# Your objective
Wherever the word "Paste" appears in the entries, copy the whole line.
⟨
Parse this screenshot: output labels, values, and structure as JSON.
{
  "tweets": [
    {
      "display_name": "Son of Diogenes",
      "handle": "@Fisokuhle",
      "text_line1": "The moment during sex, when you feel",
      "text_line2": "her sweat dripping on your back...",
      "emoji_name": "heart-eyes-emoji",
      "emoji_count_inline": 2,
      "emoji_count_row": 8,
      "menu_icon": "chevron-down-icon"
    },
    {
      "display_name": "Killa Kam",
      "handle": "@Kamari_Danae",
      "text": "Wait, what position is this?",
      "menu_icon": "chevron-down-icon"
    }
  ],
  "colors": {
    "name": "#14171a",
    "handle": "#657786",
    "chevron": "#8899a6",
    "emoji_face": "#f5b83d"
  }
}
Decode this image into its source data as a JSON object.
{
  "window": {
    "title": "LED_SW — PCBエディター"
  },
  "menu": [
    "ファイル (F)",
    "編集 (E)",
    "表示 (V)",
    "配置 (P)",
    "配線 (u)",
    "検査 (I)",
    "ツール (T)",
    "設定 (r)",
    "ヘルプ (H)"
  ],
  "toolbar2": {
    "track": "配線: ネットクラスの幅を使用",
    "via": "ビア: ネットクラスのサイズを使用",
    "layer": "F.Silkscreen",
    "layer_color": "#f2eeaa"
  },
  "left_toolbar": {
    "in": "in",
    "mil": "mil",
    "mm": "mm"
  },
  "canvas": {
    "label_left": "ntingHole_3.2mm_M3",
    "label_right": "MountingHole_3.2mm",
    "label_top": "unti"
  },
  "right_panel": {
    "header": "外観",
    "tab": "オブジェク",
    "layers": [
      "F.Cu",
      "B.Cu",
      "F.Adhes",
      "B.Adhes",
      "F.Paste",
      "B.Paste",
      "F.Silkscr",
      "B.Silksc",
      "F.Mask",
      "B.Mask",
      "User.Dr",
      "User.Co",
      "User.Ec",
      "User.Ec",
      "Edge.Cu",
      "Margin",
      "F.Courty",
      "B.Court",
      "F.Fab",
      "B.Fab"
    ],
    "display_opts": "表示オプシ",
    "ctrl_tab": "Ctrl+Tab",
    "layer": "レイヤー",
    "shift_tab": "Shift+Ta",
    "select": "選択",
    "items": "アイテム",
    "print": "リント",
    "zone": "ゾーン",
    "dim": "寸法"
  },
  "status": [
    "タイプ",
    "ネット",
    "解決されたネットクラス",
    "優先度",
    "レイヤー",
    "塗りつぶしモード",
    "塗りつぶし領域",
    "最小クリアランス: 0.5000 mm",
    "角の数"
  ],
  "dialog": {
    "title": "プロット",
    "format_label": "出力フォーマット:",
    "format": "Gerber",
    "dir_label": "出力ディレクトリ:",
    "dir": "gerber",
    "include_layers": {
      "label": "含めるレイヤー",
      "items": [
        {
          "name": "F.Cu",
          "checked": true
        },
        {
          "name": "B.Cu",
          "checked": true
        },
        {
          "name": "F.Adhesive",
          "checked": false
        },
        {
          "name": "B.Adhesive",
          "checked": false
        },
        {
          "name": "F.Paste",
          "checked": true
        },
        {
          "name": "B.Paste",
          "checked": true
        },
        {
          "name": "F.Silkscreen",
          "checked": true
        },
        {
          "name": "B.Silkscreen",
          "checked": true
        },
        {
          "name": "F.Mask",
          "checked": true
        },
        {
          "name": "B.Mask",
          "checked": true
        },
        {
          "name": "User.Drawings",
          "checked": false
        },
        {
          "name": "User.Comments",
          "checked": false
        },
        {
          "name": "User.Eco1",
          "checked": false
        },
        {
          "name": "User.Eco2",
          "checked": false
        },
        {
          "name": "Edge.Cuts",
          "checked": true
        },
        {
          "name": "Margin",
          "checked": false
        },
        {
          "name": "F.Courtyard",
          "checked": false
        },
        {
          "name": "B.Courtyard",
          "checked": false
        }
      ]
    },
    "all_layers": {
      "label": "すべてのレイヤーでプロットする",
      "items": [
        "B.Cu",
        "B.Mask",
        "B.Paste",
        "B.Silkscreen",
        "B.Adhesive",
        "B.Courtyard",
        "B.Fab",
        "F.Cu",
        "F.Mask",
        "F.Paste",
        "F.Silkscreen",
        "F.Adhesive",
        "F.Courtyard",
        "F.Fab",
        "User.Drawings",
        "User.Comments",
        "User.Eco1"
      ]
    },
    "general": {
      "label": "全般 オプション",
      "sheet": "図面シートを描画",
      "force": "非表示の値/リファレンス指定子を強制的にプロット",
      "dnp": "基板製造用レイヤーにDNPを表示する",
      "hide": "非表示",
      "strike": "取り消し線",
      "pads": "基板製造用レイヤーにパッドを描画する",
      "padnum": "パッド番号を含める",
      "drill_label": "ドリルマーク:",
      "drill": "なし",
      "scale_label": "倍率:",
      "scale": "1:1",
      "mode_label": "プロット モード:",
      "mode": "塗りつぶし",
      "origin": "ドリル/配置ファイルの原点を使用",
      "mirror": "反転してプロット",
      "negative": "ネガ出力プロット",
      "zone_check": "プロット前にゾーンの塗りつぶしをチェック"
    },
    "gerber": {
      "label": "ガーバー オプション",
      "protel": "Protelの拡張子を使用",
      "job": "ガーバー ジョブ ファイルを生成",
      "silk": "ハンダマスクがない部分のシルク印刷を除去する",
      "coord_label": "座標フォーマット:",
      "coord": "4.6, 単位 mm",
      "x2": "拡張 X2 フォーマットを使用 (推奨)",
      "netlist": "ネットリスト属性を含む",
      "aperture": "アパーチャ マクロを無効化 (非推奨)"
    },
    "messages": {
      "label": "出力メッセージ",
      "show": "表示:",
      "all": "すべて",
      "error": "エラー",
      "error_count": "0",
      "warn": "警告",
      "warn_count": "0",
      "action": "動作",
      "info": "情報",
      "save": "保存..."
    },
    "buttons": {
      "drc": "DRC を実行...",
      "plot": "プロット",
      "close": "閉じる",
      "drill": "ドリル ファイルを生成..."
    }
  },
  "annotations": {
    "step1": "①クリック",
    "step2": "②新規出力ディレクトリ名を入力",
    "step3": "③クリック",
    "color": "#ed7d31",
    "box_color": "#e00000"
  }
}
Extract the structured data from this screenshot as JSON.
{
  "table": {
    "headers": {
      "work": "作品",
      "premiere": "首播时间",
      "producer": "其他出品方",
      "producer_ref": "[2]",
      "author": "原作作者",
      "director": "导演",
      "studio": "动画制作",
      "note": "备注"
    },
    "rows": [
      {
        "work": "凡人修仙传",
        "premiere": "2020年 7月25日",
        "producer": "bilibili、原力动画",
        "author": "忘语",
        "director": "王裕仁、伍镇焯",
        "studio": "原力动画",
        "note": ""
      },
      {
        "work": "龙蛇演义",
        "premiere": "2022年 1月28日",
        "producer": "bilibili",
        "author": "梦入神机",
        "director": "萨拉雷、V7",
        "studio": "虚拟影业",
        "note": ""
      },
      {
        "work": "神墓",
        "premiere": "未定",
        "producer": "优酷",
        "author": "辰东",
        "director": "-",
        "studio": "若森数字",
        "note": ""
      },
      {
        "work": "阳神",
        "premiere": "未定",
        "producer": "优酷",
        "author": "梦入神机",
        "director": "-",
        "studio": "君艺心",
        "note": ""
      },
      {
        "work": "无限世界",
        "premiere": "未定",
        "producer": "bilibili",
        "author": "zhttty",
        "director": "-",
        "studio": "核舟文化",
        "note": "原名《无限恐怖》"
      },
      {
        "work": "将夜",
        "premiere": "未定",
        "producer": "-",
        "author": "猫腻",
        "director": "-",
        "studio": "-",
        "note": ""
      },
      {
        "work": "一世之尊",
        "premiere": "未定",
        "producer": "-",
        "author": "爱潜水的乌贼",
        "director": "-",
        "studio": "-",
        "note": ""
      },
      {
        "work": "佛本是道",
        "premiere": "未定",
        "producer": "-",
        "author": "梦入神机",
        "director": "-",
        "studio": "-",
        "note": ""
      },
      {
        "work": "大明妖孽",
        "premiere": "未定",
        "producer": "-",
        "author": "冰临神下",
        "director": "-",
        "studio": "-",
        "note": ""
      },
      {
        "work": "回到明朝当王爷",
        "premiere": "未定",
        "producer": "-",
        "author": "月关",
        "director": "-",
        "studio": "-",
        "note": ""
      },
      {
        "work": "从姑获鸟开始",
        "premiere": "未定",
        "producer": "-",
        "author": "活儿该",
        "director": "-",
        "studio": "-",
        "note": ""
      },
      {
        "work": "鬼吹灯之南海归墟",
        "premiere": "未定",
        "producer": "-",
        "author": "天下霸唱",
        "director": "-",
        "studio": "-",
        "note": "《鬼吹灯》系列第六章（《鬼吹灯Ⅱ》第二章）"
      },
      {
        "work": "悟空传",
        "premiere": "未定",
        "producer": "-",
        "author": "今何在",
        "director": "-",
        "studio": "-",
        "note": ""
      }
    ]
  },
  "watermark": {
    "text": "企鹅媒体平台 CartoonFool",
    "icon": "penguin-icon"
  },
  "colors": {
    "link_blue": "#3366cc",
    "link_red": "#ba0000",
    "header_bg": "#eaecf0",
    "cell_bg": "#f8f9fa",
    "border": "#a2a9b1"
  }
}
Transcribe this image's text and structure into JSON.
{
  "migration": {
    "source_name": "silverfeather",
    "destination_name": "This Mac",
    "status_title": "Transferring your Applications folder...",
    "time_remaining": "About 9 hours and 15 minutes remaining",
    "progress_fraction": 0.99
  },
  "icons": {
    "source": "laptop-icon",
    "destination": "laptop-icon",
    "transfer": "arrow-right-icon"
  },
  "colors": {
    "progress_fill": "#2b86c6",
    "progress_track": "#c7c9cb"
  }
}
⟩
# Response
      "F.Paste",
      "B.Paste",
          "name": "F.Paste",
          "name": "B.Paste",
        "B.Paste",
        "F.Paste",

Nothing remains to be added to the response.